▶ [Exercise input]:
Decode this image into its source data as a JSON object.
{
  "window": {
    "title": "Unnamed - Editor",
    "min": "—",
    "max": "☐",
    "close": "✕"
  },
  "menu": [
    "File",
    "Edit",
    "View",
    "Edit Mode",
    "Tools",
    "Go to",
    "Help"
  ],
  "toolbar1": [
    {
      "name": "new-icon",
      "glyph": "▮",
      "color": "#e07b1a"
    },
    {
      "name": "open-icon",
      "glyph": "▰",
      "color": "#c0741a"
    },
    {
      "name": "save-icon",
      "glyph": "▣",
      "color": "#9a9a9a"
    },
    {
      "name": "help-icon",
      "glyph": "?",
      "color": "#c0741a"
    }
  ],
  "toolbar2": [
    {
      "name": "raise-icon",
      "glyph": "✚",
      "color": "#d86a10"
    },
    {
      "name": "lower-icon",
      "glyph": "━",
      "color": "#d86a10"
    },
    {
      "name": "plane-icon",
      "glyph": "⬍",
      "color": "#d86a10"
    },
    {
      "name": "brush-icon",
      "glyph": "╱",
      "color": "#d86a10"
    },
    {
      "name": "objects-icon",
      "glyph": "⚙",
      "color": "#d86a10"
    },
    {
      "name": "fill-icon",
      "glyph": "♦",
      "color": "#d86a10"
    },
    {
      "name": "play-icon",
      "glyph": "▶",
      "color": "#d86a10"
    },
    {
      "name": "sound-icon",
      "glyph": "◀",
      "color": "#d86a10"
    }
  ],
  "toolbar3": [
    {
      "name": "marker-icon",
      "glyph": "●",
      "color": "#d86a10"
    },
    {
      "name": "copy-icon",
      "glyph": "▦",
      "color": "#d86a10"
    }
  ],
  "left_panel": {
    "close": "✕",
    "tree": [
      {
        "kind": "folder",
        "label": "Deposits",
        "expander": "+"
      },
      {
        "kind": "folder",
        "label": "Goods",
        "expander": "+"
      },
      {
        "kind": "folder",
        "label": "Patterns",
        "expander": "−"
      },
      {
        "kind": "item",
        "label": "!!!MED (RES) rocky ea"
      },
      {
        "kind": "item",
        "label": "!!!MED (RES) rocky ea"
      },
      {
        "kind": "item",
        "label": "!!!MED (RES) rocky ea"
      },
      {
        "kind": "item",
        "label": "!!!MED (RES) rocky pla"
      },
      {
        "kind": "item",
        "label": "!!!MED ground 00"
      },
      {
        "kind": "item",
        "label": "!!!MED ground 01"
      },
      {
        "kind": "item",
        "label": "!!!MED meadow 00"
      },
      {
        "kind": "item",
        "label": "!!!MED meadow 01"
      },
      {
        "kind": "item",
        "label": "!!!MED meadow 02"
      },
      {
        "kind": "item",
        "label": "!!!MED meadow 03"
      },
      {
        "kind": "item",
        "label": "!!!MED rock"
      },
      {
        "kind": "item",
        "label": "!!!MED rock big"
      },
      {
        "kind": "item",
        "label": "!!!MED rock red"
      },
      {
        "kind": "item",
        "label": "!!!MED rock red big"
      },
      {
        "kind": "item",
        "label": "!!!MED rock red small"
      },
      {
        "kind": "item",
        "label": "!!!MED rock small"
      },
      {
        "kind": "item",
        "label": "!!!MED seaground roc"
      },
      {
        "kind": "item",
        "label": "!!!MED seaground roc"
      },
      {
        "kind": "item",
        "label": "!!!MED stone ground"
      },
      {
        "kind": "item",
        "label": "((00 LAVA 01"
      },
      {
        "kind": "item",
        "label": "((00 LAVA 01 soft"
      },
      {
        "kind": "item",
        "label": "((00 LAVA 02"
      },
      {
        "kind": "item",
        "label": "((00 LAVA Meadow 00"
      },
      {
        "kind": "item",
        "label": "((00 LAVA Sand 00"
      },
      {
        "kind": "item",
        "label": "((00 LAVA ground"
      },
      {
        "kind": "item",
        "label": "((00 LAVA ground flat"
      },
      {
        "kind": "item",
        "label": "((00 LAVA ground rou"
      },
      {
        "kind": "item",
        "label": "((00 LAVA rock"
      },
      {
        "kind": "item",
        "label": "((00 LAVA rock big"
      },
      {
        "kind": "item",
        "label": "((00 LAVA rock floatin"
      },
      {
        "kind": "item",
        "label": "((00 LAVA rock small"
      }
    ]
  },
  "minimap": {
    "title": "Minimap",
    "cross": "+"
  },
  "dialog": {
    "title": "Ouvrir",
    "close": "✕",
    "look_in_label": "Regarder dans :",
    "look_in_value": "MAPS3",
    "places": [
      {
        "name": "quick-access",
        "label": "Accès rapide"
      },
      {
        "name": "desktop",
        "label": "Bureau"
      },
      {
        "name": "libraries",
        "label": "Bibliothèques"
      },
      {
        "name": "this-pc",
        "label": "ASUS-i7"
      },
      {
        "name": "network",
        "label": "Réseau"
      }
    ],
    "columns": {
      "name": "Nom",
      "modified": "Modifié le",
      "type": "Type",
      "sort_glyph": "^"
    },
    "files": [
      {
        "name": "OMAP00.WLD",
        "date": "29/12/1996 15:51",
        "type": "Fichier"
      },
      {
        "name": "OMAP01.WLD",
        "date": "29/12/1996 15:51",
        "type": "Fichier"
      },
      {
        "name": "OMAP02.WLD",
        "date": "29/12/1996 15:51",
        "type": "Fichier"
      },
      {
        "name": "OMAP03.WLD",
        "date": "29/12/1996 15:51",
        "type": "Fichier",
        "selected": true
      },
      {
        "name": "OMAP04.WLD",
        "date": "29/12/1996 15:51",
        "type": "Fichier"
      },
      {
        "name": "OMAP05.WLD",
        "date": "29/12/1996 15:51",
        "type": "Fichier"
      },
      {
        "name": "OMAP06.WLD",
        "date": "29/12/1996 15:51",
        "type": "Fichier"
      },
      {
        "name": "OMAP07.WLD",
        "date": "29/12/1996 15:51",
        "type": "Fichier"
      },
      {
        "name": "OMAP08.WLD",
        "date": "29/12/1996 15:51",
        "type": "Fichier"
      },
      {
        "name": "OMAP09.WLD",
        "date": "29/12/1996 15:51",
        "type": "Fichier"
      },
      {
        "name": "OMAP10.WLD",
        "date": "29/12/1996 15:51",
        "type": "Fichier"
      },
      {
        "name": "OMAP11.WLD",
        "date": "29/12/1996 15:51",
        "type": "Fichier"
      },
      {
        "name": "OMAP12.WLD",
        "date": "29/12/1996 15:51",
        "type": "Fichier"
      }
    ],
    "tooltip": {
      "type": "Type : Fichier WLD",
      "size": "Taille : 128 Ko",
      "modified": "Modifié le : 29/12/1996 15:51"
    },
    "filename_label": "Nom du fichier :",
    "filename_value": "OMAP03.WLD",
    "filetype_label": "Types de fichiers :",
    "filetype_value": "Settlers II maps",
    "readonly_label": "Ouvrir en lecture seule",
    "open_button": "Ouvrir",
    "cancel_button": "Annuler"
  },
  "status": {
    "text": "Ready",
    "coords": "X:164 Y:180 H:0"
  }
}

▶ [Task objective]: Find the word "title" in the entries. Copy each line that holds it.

▶ [Task answer]:
    "title": "Unnamed - Editor",
    "title": "Minimap",
    "title": "Ouvrir",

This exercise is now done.